Through my work at Makes Sense, campaigning for regulation against illegal sexual content, the issue of gender inequality is striking. This is an area where women are continually victimised, sexualised, abused and revictimised through the distribution of abuse content online. I am passionate about advocating for the protection of young people accessing illegal sexual abuse content online, so that the normalisation of sexual harm towards women and children ceases to exist.

As a child, I saw the impact of sexual abuse, and these experiences gave me a clear awareness of the vulnerability of females and children in a country where physical and sexual violence against women and children is one of the highest rates in the world.   This is a huge motivation for my work in advocacy and campaigning for the safety and protection of children from sexual trauma. My mother has been a source of inspiration for me, a strong female who has overcome many setbacks to raise 3 independent and strong women, while helping her community, showing me that with hard work and determination, you can succeed and do good in the world.

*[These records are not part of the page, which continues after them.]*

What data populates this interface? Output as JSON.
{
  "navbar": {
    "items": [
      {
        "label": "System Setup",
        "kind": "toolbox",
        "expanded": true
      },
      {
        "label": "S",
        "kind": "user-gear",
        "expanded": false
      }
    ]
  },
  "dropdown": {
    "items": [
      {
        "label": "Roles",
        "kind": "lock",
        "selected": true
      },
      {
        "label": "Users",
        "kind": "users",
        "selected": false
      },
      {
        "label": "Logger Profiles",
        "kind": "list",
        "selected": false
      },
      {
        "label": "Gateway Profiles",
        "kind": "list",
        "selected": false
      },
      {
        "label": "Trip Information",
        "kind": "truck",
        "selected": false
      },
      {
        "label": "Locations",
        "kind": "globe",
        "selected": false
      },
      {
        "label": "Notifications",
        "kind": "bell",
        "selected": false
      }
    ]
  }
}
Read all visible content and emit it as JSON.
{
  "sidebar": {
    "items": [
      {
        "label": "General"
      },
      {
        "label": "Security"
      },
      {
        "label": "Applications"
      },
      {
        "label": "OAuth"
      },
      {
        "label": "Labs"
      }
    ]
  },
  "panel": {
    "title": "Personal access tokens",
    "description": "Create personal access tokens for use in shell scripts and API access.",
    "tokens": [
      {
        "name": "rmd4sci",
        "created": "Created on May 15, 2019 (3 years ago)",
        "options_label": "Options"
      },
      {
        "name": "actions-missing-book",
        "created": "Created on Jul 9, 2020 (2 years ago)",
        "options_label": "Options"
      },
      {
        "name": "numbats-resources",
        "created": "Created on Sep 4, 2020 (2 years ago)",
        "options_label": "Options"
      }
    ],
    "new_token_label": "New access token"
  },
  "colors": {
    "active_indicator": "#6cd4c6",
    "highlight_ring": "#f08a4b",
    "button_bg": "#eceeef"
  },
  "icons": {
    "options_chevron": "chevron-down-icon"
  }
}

Amanda Frear

Partner, EY

Kia whakatōmuri te haere whakamua – a Maori proverb which speaks to “I walk backwards into the future with my eyes on the past”. From this we understand that the past, the present and the future are all intertwined.

As a woman, a mother and a business leader, I aspire for women of Aotearoa New Zealand to strengthen their voice, take on more leadership roles from classroom to boardroom, to be kind and help others where we can.

The rate of change will never slow, and so our future will have many unknowns. I mentor others to embrace learning. Our mistakes can often teach us more than our successes, so taking time to reflect on what has gone before, helps us all understand better what we can take forward.

We also do not need not walk alone. For women to develop in confidence and take on leadership roles, we will always need to draw on self-belief and resilience, but in addition to our inner voice, we have our whanau, ancestors, friends and networks to support us.

Veeshayne Patuwai

CEO, Relative Limited

Kia tapu te mātāpuna
Kia ora ai Te Mana Wahine
Hei Ao Rangatira

My aspiration for wāhine is that they understand and remember who they really are. We live in a society that worships fame, unrealistic beauty standards, money, and secular success. My moemoea is that we will remember who we are and honour our identity in every choice we make. My hope is that we will know that we are born with mana; it’s who we are; it’s in our DNA. We are the catalysts of change, decision-makers, and leaders of ourselves, our whānau, our people, and our communities. My dream is that our daughters will know that they have the power to manifest anything they are committed to, and that our granddaughters will continue to sing songs of empowerment and freedom. I want wāhine to feel proud of who they are, to dream out loud, and to unapologetically BE themselves.